It’s likely that every city you visit will have several museums. How do you know which are the best to visit? Well, this depends on what interests you, how much time you have and what your budget is.
If art fascinates you, you can visit a museum that displays work from the country’s most prominent artists. Or maybe there’s an exhibition by one of your favourite artists at one of the art museums!
If you’re travelling with children, you may want to visit a museum that’s full of interactive activities.
If you’re travelling on a shoestring, then you might want to check out some of the free museums.
If you want to see something that’s a little quirky or different, there may be a small museum in the city that’s unique.
How do I find out about all of these different museums?
If you like to plan your holiday in advance, you can do some online research. This is a great way to see which museums a city has, and which ones are likely to interest you the most.
We’ve already talked in a previous lesson about another source of information that’s great for tourists. That’s right: Tourist Information! The Tourist Information office will have lots of leaflets and brochures about the different museums in the city. If you have any questions, remember you can ask a tourist information officer to help you. They’ll have lots of great advice for you.

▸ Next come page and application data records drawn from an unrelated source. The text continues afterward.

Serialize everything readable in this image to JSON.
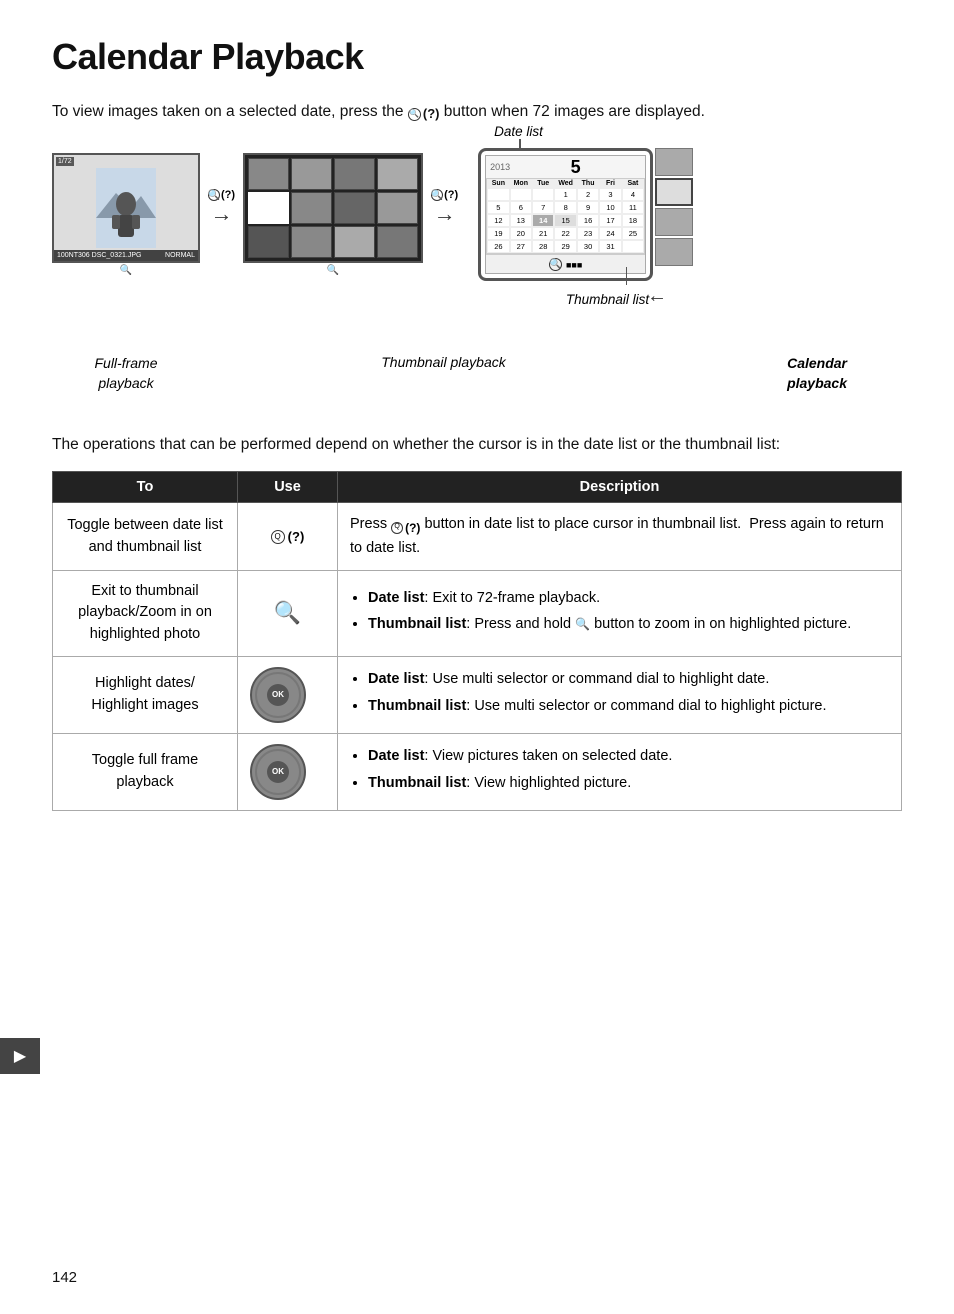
{
  "page": {
    "title": "Calendar Playback",
    "page_number": "142",
    "intro": "To view images taken on a selected date, press the  (",
    "intro2": ") button when 72 images are displayed.",
    "operations_text": "The operations that can be performed depend on whether the cursor is in the date list or the thumbnail list:",
    "diagram": {
      "date_list_label": "Date list",
      "thumbnail_list_label": "Thumbnail list",
      "ff_label": "Full-frame\nplayback",
      "thumb_label": "Thumbnail playback",
      "cal_label": "Calendar\nplayback"
    },
    "table": {
      "headers": [
        "To",
        "Use",
        "Description"
      ],
      "rows": [
        {
          "to": "Toggle between date list and thumbnail list",
          "use": "q_button",
          "desc_plain": "Press  () button in date list to place cursor in thumbnail list.  Press again to return to date list.",
          "desc_parts": [
            {
              "text": "Press ",
              "bold": false
            },
            {
              "text": " (?) button in date list to place cursor in thumbnail list.  Press again to return to date list.",
              "bold": false
            }
          ]
        },
        {
          "to": "Exit to thumbnail playback/Zoom in on highlighted photo",
          "use": "zoom_button",
          "desc_bullets": [
            {
              "label": "Date list",
              "text": ": Exit to 72-frame playback."
            },
            {
              "label": "Thumbnail list",
              "text": ": Press and hold  button to zoom in on highlighted picture."
            }
          ]
        },
        {
          "to": "Highlight dates/ Highlight images",
          "use": "ok_button",
          "desc_bullets": [
            {
              "label": "Date list",
              "text": ": Use multi selector or command dial to highlight date."
            },
            {
              "label": "Thumbnail list",
              "text": ": Use multi selector or command dial to highlight picture."
            }
          ]
        },
        {
          "to": "Toggle full frame playback",
          "use": "ok_button",
          "desc_bullets": [
            {
              "label": "Date list",
              "text": ": View pictures taken on selected date."
            },
            {
              "label": "Thumbnail list",
              "text": ": View highlighted picture."
            }
          ]
        }
      ]
    },
    "calendar": {
      "year": "2013",
      "month": "5",
      "day_headers": [
        "Sun",
        "Mon",
        "Tue",
        "Wed",
        "Thu",
        "Fri",
        "Sat"
      ],
      "weeks": [
        [
          "",
          "",
          "",
          "1",
          "2",
          "3",
          "4"
        ],
        [
          "5",
          "6",
          "7",
          "8",
          "9",
          "10",
          "11"
        ],
        [
          "12",
          "13",
          "14",
          "15",
          "16",
          "17",
          "18"
        ],
        [
          "19",
          "20",
          "21",
          "22",
          "23",
          "24",
          "25"
        ],
        [
          "26",
          "27",
          "28",
          "29",
          "30",
          "31",
          ""
        ]
      ],
      "highlighted_day": "14"
    }
  }
}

Don’t forget…you can also ask a local for their recommendations. A good question to ask is, “What’s the most interesting museum in the city?” Or, if you’re feeling adventurous, “What’s the most unusual museum here?” You never know what you might find!

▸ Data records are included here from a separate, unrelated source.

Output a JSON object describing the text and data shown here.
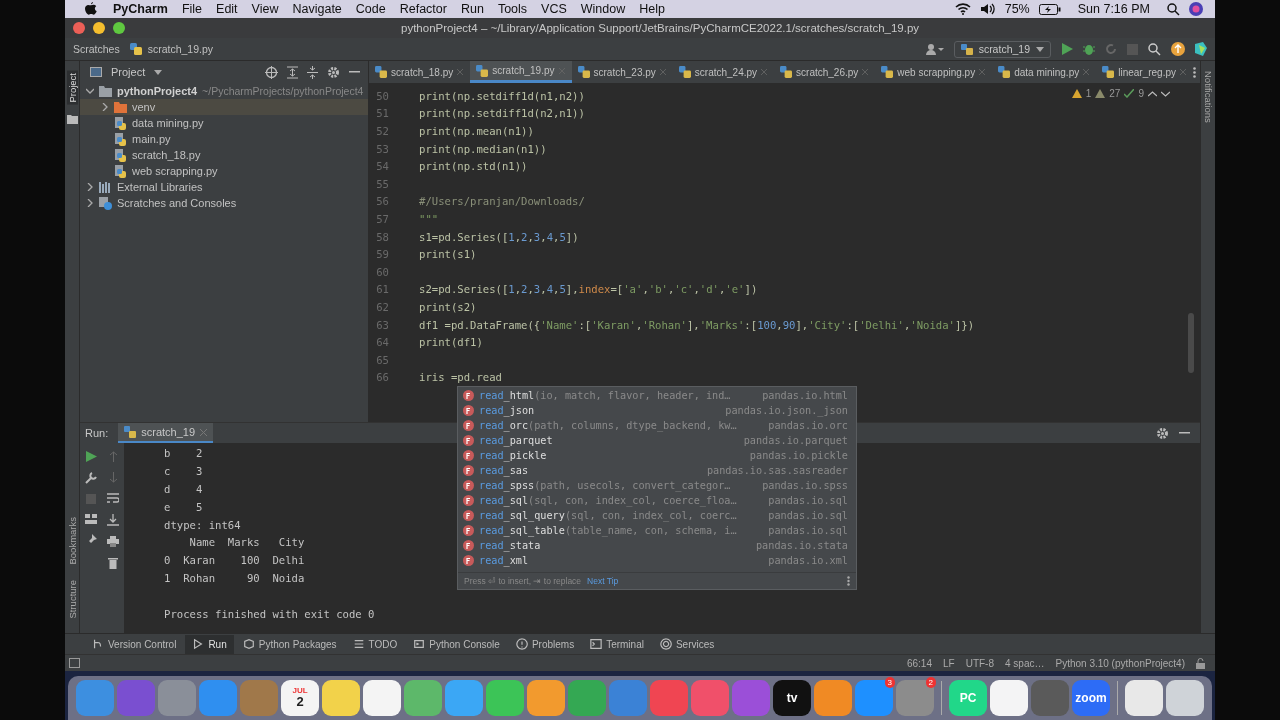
{
  "menu_bar": {
    "app": "PyCharm",
    "items": [
      "File",
      "Edit",
      "View",
      "Navigate",
      "Code",
      "Refactor",
      "Run",
      "Tools",
      "VCS",
      "Window",
      "Help"
    ],
    "battery": "75%",
    "clock": "Sun 7:16 PM"
  },
  "window": {
    "title": "pythonProject4 – ~/Library/Application Support/JetBrains/PyCharmCE2022.1/scratches/scratch_19.py"
  },
  "nav_bar": {
    "breadcrumbs": [
      "Scratches",
      "scratch_19.py"
    ],
    "run_config": "scratch_19"
  },
  "side_labels": {
    "left_top": "Project",
    "left_bottom": [
      "Bookmarks",
      "Structure"
    ],
    "right": "Notifications"
  },
  "project_panel": {
    "title": "Project",
    "tree": [
      {
        "label": "pythonProject4",
        "hint": "~/PycharmProjects/pythonProject4",
        "kind": "module",
        "expanded": true,
        "selected": false,
        "children": [
          {
            "label": "venv",
            "kind": "folder",
            "expanded": false,
            "selected": true
          },
          {
            "label": "data mining.py",
            "kind": "python",
            "selected": false
          },
          {
            "label": "main.py",
            "kind": "python",
            "selected": false
          },
          {
            "label": "scratch_18.py",
            "kind": "python",
            "selected": false
          },
          {
            "label": "web scrapping.py",
            "kind": "python",
            "selected": false
          }
        ]
      },
      {
        "label": "External Libraries",
        "kind": "library",
        "expanded": false,
        "selected": false
      },
      {
        "label": "Scratches and Consoles",
        "kind": "scratches",
        "expanded": false,
        "selected": false
      }
    ]
  },
  "editor": {
    "tabs": [
      {
        "label": "scratch_18.py",
        "selected": false
      },
      {
        "label": "scratch_19.py",
        "selected": true
      },
      {
        "label": "scratch_23.py",
        "selected": false
      },
      {
        "label": "scratch_24.py",
        "selected": false
      },
      {
        "label": "scratch_26.py",
        "selected": false
      },
      {
        "label": "web scrapping.py",
        "selected": false
      },
      {
        "label": "data mining.py",
        "selected": false
      },
      {
        "label": "linear_reg.py",
        "selected": false
      }
    ],
    "inspections": {
      "warnings": "1",
      "weak_warnings": "27",
      "typos": "9"
    },
    "lines": [
      {
        "number": "50",
        "tokens": [
          {
            "kind": "code",
            "t": "print(np.setdiff1d(n1,n2))"
          }
        ]
      },
      {
        "number": "51",
        "tokens": [
          {
            "kind": "code",
            "t": "print(np.setdiff1d(n2,n1))"
          }
        ]
      },
      {
        "number": "52",
        "tokens": [
          {
            "kind": "code",
            "t": "print(np.mean(n1))"
          }
        ]
      },
      {
        "number": "53",
        "tokens": [
          {
            "kind": "code",
            "t": "print(np.median(n1))"
          }
        ]
      },
      {
        "number": "54",
        "tokens": [
          {
            "kind": "code",
            "t": "print(np.std(n1))"
          }
        ]
      },
      {
        "number": "55"
      },
      {
        "number": "56",
        "tokens": [
          {
            "kind": "comment",
            "t": "#/Users/pranjan/Downloads/"
          }
        ]
      },
      {
        "number": "57",
        "tokens": [
          {
            "kind": "str",
            "t": "\"\"\""
          }
        ]
      },
      {
        "number": "58",
        "tokens": [
          {
            "kind": "code",
            "t": "s1=pd.Series(["
          },
          {
            "kind": "num",
            "t": "1"
          },
          {
            "kind": "code",
            "t": ","
          },
          {
            "kind": "num",
            "t": "2"
          },
          {
            "kind": "code",
            "t": ","
          },
          {
            "kind": "num",
            "t": "3"
          },
          {
            "kind": "code",
            "t": ","
          },
          {
            "kind": "num",
            "t": "4"
          },
          {
            "kind": "code",
            "t": ","
          },
          {
            "kind": "num",
            "t": "5"
          },
          {
            "kind": "code",
            "t": "])"
          }
        ]
      },
      {
        "number": "59",
        "tokens": [
          {
            "kind": "code",
            "t": "print(s1)"
          }
        ]
      },
      {
        "number": "60"
      },
      {
        "number": "61",
        "tokens": [
          {
            "kind": "code",
            "t": "s2=pd.Series(["
          },
          {
            "kind": "num",
            "t": "1"
          },
          {
            "kind": "code",
            "t": ","
          },
          {
            "kind": "num",
            "t": "2"
          },
          {
            "kind": "code",
            "t": ","
          },
          {
            "kind": "num",
            "t": "3"
          },
          {
            "kind": "code",
            "t": ","
          },
          {
            "kind": "num",
            "t": "4"
          },
          {
            "kind": "code",
            "t": ","
          },
          {
            "kind": "num",
            "t": "5"
          },
          {
            "kind": "code",
            "t": "],"
          },
          {
            "kind": "param",
            "t": "index"
          },
          {
            "kind": "code",
            "t": "=["
          },
          {
            "kind": "str",
            "t": "'a'"
          },
          {
            "kind": "code",
            "t": ","
          },
          {
            "kind": "str",
            "t": "'b'"
          },
          {
            "kind": "code",
            "t": ","
          },
          {
            "kind": "str",
            "t": "'c'"
          },
          {
            "kind": "code",
            "t": ","
          },
          {
            "kind": "str",
            "t": "'d'"
          },
          {
            "kind": "code",
            "t": ","
          },
          {
            "kind": "str",
            "t": "'e'"
          },
          {
            "kind": "code",
            "t": "])"
          }
        ]
      },
      {
        "number": "62",
        "tokens": [
          {
            "kind": "code",
            "t": "print(s2)"
          }
        ]
      },
      {
        "number": "63",
        "tokens": [
          {
            "kind": "code",
            "t": "df1 =pd.DataFrame({"
          },
          {
            "kind": "str",
            "t": "'Name'"
          },
          {
            "kind": "code",
            "t": ":["
          },
          {
            "kind": "str",
            "t": "'Karan'"
          },
          {
            "kind": "code",
            "t": ","
          },
          {
            "kind": "str",
            "t": "'Rohan'"
          },
          {
            "kind": "code",
            "t": "],"
          },
          {
            "kind": "str",
            "t": "'Marks'"
          },
          {
            "kind": "code",
            "t": ":["
          },
          {
            "kind": "num",
            "t": "100"
          },
          {
            "kind": "code",
            "t": ","
          },
          {
            "kind": "num",
            "t": "90"
          },
          {
            "kind": "code",
            "t": "],"
          },
          {
            "kind": "str",
            "t": "'City'"
          },
          {
            "kind": "code",
            "t": ":["
          },
          {
            "kind": "str",
            "t": "'Delhi'"
          },
          {
            "kind": "code",
            "t": ","
          },
          {
            "kind": "str",
            "t": "'Noida'"
          },
          {
            "kind": "code",
            "t": "]})"
          }
        ]
      },
      {
        "number": "64",
        "tokens": [
          {
            "kind": "code",
            "t": "print(df1)"
          }
        ]
      },
      {
        "number": "65"
      },
      {
        "number": "66",
        "tokens": [
          {
            "kind": "code",
            "t": "iris =pd.read"
          }
        ]
      }
    ]
  },
  "completion": {
    "items": [
      {
        "match": "read",
        "rest": "_html",
        "params": "(io, match, flavor, header, ind…",
        "module": "pandas.io.html"
      },
      {
        "match": "read",
        "rest": "_json",
        "module": "pandas.io.json._json"
      },
      {
        "match": "read",
        "rest": "_orc",
        "params": "(path, columns, dtype_backend, kw…",
        "module": "pandas.io.orc"
      },
      {
        "match": "read",
        "rest": "_parquet",
        "module": "pandas.io.parquet"
      },
      {
        "match": "read",
        "rest": "_pickle",
        "module": "pandas.io.pickle"
      },
      {
        "match": "read",
        "rest": "_sas",
        "module": "pandas.io.sas.sasreader"
      },
      {
        "match": "read",
        "rest": "_spss",
        "params": "(path, usecols, convert_categor…",
        "module": "pandas.io.spss"
      },
      {
        "match": "read",
        "rest": "_sql",
        "params": "(sql, con, index_col, coerce_floa…",
        "module": "pandas.io.sql"
      },
      {
        "match": "read",
        "rest": "_sql_query",
        "params": "(sql, con, index_col, coerc…",
        "module": "pandas.io.sql"
      },
      {
        "match": "read",
        "rest": "_sql_table",
        "params": "(table_name, con, schema, i…",
        "module": "pandas.io.sql"
      },
      {
        "match": "read",
        "rest": "_stata",
        "module": "pandas.io.stata"
      },
      {
        "match": "read",
        "rest": "_xml",
        "module": "pandas.io.xml"
      }
    ],
    "hint": "Press ⏎ to insert, ⇥ to replace",
    "next_tip": "Next Tip"
  },
  "run_panel": {
    "label": "Run:",
    "tab": "scratch_19",
    "output": [
      "b    2",
      "c    3",
      "d    4",
      "e    5",
      "dtype: int64",
      "    Name  Marks   City",
      "0  Karan    100  Delhi",
      "1  Rohan     90  Noida"
    ],
    "exit_message": "Process finished with exit code 0"
  },
  "tool_windows": [
    {
      "label": "Version Control",
      "kind": "vcs",
      "selected": false
    },
    {
      "label": "Run",
      "kind": "run",
      "selected": true
    },
    {
      "label": "Python Packages",
      "kind": "packages",
      "selected": false
    },
    {
      "label": "TODO",
      "kind": "todo",
      "selected": false
    },
    {
      "label": "Python Console",
      "kind": "console",
      "selected": false
    },
    {
      "label": "Problems",
      "kind": "problems",
      "selected": false
    },
    {
      "label": "Terminal",
      "kind": "terminal",
      "selected": false
    },
    {
      "label": "Services",
      "kind": "services",
      "selected": false
    }
  ],
  "status_bar": {
    "items": [
      "66:14",
      "LF",
      "UTF-8",
      "4 spac…",
      "Python 3.10 (pythonProject4)"
    ]
  },
  "dock": {
    "groups": [
      {
        "items": [
          {
            "color": "#3d8fe0"
          },
          {
            "color": "#7a4fd0"
          },
          {
            "color": "#8a8f99"
          },
          {
            "color": "#2f8ff0"
          },
          {
            "color": "#a0784a"
          },
          {
            "color": "#f4f4f4",
            "glyph": "2",
            "caption": "JUL"
          },
          {
            "color": "#f2d24a"
          },
          {
            "color": "#f4f4f4"
          },
          {
            "color": "#5db86a"
          },
          {
            "color": "#3ba7f5"
          },
          {
            "color": "#3cc457"
          },
          {
            "color": "#f29a2e"
          },
          {
            "color": "#34a853"
          },
          {
            "color": "#3b82d6"
          },
          {
            "color": "#f04552"
          },
          {
            "color": "#f0506a"
          },
          {
            "color": "#9b4fd8"
          },
          {
            "color": "#111111",
            "glyph": "tv"
          },
          {
            "color": "#f08a24"
          },
          {
            "color": "#1e90ff",
            "badge": "3"
          },
          {
            "color": "#8c8c8c",
            "badge": "2"
          }
        ]
      },
      {
        "items": [
          {
            "color": "#21d789",
            "glyph": "PC"
          },
          {
            "color": "#f4f4f5"
          },
          {
            "color": "#5a5a5a"
          },
          {
            "color": "#2d6cf6",
            "glyph": "zoom"
          }
        ]
      },
      {
        "items": [
          {
            "color": "#e8e8e8"
          },
          {
            "color": "#cfd3d8"
          }
        ]
      }
    ]
  }
}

Did you know…? In Helsingborg, Sweden, there’s a museum called ‘The Museum of Failure’. It specialises in the worst products that were invented by some of the world’s most successful companies!
Once you’ve made the decision about which museum to visit, there’s some vocabulary that will be useful when you buy your ticket.

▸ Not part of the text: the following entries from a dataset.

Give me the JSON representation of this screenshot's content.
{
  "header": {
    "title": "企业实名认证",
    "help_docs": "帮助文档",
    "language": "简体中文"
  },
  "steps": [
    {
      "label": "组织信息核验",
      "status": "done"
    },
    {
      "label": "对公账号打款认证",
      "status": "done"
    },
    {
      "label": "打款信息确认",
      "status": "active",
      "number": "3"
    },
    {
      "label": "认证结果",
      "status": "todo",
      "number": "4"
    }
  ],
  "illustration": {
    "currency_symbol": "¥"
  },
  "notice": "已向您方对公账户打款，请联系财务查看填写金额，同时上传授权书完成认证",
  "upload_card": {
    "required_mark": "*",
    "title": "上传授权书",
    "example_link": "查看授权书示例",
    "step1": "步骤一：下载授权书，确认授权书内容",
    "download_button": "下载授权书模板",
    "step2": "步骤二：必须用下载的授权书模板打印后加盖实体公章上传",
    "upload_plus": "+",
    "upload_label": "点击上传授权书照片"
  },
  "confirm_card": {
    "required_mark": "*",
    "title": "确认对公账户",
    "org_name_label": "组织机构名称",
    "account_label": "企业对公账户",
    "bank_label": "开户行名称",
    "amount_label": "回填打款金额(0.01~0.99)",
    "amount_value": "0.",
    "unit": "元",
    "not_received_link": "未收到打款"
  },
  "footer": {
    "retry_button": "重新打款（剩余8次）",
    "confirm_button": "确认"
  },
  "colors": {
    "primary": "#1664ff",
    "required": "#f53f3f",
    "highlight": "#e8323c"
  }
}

Look at the dialogues below and take note of any words that are new or unfamiliar in this context.
A: Good afternoon, would you like an adult ticket?
B: No, thank you. I need a concession ticket.
A: Are you a student?
B: Yes, here’s my student ID.
A: Thank you. That’s £5, please.
B: Here you go. What time does the museum close?
A: The museum closes in one hour. You’re very lucky! Last admission is at 5pm, so you got here just in time.
A: How much does it cost to buy tickets for two adults and two children?
B: Adult tickets are £7 each and £2 each for children.
A: Do you offer any discounts?
B: Yes. A family ticket only costs £15. You will save £3 if you buy a family ticket.
A: That’s perfect, thank you.
A: One adult ticket, please. Does a standard ticket include the Egyptian exhibition?
B: No. The Egyptian exhibition is temporary, so it is not included with a standard ticket.
A: How much extra does it cost?
B: A standard ticket is £5. If you want to see the Egyptian exhibition too, it’s £12.
A: Ah. That’s quite expensive.
B: If you’d rather only see the Egyptian exhibition, then the ticket is £7.
A: That’s perfect. I’ll take a ticket for the Egyptian exhibition, please.